Task objective: Your answer should consist of the lines in the following data that contain "name".
*** Begin section ***
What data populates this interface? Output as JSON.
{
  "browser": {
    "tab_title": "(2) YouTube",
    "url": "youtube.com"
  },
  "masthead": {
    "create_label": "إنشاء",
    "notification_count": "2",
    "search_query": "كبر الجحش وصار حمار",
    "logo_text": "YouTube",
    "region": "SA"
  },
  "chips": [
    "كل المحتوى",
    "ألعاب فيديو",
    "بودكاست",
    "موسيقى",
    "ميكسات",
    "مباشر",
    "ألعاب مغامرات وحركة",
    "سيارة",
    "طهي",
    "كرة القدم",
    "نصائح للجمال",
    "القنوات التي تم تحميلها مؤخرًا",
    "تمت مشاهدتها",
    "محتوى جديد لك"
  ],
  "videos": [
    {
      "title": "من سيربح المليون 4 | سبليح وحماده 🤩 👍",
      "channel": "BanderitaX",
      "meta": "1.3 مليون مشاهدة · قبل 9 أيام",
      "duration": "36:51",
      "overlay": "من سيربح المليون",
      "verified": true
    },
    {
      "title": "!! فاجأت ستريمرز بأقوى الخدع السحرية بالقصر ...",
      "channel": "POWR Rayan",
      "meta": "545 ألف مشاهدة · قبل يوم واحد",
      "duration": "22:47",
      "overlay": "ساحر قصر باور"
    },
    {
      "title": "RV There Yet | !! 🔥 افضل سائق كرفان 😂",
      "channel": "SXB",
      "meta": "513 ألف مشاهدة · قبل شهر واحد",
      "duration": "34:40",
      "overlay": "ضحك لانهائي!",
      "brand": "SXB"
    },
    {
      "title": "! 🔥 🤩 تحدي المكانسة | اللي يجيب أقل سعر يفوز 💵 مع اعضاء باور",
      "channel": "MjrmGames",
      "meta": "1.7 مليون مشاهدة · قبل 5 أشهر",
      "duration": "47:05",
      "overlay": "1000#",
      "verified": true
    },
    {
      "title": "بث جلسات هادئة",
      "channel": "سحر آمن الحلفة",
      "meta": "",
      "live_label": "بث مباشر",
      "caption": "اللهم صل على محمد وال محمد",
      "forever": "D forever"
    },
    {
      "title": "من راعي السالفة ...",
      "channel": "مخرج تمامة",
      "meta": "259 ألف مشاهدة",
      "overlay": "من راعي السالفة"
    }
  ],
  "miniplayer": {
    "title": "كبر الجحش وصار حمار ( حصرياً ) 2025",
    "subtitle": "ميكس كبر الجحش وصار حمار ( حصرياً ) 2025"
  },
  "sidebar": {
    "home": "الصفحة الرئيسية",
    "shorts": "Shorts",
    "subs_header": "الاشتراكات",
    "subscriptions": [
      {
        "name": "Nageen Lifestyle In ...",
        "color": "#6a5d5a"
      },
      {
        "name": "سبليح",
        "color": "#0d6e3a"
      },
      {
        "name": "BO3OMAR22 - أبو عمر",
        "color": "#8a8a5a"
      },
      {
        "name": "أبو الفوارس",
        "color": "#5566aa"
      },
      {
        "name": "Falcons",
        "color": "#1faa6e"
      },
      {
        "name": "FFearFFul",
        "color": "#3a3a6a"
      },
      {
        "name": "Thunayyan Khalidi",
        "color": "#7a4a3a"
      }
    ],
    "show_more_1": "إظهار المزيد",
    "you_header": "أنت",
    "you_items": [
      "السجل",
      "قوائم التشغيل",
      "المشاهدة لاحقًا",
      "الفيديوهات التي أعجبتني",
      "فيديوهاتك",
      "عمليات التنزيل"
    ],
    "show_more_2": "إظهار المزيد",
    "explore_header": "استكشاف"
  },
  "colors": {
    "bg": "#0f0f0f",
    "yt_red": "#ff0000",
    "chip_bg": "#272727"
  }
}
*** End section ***
Completed exercise:
        "name": "Nageen Lifestyle In ...",
        "name": "سبليح",
        "name": "BO3OMAR22 - أبو عمر",
        "name": "أبو الفوارس",
        "name": "Falcons",
        "name": "FFearFFul",
        "name": "Thunayyan Khalidi",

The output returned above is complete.